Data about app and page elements
>>>

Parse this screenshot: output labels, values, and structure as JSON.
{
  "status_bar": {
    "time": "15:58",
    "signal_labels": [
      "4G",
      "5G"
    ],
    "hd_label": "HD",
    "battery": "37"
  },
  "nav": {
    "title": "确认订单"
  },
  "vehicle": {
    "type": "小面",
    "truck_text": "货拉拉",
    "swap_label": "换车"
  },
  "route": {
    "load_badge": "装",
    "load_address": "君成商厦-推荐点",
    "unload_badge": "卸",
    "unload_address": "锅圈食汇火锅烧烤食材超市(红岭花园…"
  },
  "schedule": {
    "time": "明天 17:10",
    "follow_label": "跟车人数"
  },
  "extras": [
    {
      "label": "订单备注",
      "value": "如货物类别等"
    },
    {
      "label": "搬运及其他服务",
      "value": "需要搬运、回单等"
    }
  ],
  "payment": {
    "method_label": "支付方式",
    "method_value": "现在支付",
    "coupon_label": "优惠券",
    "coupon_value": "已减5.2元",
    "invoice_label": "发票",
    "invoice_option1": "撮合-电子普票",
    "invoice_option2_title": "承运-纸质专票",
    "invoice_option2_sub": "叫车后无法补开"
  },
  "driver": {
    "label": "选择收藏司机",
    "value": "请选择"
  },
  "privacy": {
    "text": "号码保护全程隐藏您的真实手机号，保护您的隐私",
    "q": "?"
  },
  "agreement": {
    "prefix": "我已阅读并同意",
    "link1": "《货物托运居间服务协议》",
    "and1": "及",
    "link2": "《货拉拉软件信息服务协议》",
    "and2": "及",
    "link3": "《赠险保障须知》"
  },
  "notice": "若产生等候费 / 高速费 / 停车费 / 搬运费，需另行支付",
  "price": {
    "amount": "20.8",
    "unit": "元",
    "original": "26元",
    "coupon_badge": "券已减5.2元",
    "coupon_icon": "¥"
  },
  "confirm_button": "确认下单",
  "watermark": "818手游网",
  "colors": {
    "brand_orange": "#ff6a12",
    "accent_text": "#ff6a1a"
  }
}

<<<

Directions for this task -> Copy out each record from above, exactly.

Response area ->
Parse this screenshot: output labels, values, and structure as JSON.
{
  "status_bar": {
    "time": "15:58",
    "signal_labels": [
      "4G",
      "5G"
    ],
    "hd_label": "HD",
    "battery": "37"
  },
  "nav": {
    "title": "确认订单"
  },
  "vehicle": {
    "type": "小面",
    "truck_text": "货拉拉",
    "swap_label": "换车"
  },
  "route": {
    "load_badge": "装",
    "load_address": "君成商厦-推荐点",
    "unload_badge": "卸",
    "unload_address": "锅圈食汇火锅烧烤食材超市(红岭花园…"
  },
  "schedule": {
    "time": "明天 17:10",
    "follow_label": "跟车人数"
  },
  "extras": [
    {
      "label": "订单备注",
      "value": "如货物类别等"
    },
    {
      "label": "搬运及其他服务",
      "value": "需要搬运、回单等"
    }
  ],
  "payment": {
    "method_label": "支付方式",
    "method_value": "现在支付",
    "coupon_label": "优惠券",
    "coupon_value": "已减5.2元",
    "invoice_label": "发票",
    "invoice_option1": "撮合-电子普票",
    "invoice_option2_title": "承运-纸质专票",
    "invoice_option2_sub": "叫车后无法补开"
  },
  "driver": {
    "label": "选择收藏司机",
    "value": "请选择"
  },
  "privacy": {
    "text": "号码保护全程隐藏您的真实手机号，保护您的隐私",
    "q": "?"
  },
  "agreement": {
    "prefix": "我已阅读并同意",
    "link1": "《货物托运居间服务协议》",
    "and1": "及",
    "link2": "《货拉拉软件信息服务协议》",
    "and2": "及",
    "link3": "《赠险保障须知》"
  },
  "notice": "若产生等候费 / 高速费 / 停车费 / 搬运费，需另行支付",
  "price": {
    "amount": "20.8",
    "unit": "元",
    "original": "26元",
    "coupon_badge": "券已减5.2元",
    "coupon_icon": "¥"
  },
  "confirm_button": "确认下单",
  "watermark": "818手游网",
  "colors": {
    "brand_orange": "#ff6a12",
    "accent_text": "#ff6a1a"
  }
}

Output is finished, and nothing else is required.